Here is a rather fascinating interview of Dr. Nick van Terheyden, Chief Medical Officer for Philips Speech Recognition Systems, on the challenges facing healthcare today and the role of speech recognition, EHR and thin-client technologies in the fail-safe delivery of high quality care. Far beyond the technical aspects, Dr. van Terheyden makes us take a realistic look at healthcare today and think about what tomorrow’s hospital should look like. Here’s a sneak peak:
Douglas Brown: What does an industrial grade system deliver to the software industry that on that off-the-shelf product doesn’t?
Nick van Terheyden: You want to optimize the workflow and throughput for an entire organization. An off-the-shelf product that you install on a single desktop isn’t scaled or designed to actually deliver that. It is designed for the individual user.

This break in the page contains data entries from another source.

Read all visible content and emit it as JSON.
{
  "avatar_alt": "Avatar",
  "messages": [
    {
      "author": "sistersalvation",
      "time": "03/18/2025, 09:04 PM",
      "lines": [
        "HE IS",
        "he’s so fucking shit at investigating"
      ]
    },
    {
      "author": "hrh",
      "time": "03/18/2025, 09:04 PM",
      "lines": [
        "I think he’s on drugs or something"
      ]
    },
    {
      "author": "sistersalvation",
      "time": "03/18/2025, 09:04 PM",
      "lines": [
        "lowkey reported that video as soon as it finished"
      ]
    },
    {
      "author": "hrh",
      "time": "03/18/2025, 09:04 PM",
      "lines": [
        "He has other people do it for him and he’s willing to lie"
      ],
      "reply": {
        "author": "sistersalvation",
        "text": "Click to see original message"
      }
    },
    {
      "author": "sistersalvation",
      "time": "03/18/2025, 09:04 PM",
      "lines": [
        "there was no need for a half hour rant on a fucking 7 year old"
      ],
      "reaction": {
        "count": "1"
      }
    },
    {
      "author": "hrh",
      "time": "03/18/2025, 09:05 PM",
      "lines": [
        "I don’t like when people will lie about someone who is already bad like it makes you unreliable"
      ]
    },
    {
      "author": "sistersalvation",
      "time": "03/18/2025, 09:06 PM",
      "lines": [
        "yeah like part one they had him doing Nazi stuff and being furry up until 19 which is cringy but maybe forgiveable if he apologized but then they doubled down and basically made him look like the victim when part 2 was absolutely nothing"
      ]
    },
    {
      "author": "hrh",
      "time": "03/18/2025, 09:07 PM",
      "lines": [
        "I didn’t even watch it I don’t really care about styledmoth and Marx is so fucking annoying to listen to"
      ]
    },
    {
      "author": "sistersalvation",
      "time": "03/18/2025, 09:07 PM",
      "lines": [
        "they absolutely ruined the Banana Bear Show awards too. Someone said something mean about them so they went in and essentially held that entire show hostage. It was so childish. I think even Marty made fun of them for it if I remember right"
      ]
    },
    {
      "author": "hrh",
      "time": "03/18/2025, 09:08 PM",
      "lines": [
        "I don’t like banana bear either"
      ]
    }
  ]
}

As soon as you start to move across an organization and need to transfer your profiles, you start to run into trouble.
We’ve focused on the professional market right from the very beginning, constantly delivering on those changing market requirements, specifically in healthcare. The breakthrough of the Citrix of application delivery infrastructure has been one of these events that triggered advances for speech recognition technology. And the other one that’s driven a lot of change is the Electronic Health Record – EHR or EMR as it’s referred to, which is aimed at improving availability and accessibility of medical information. That’s really a key component of safer, more value-added care, which is suffering in the US setting. One of the numbers that’s bandaged around fairly frequently from the Institute of Medicine report from some years ago, is the 98,000 medical errors that occur killing patients in the US every year. If you equate that to the airline industry, that’s approximately one aircraft crashing with all people on board every day.
So anything that we can do to enhance the delivery of quality information to our clinicians is going to be a key factor in that. And enhancing the EHR with the seamless integration of speech recognition, speech being the most natural form of communications, brings some significant benefits. Specifically, we’re going to bring that information to be instantly available to all the members of the team. Medicine used to be an individual specialty, where one physician treated patients. Now it’s a team approach. (…) We’ve got multiple clinicians, and not just physicians, delivering care and the communication of that data to all of the team members as quickly as possible and as accurately as possible is a key factor in delivering high quality care. Much of the errors that occur actually occur in the hand off of that information.
…Users who have access to dictation devices – either handheld devices or even PCs – with thin-client technology are more mobile and therefore can be more efficient in the delivery of that care.
…One of the failings of speech recognition historically has been the desire to take what we do with the mouse and the keyboard and try to automate that using voice. And that’s really not the optimal way to voice enable an application.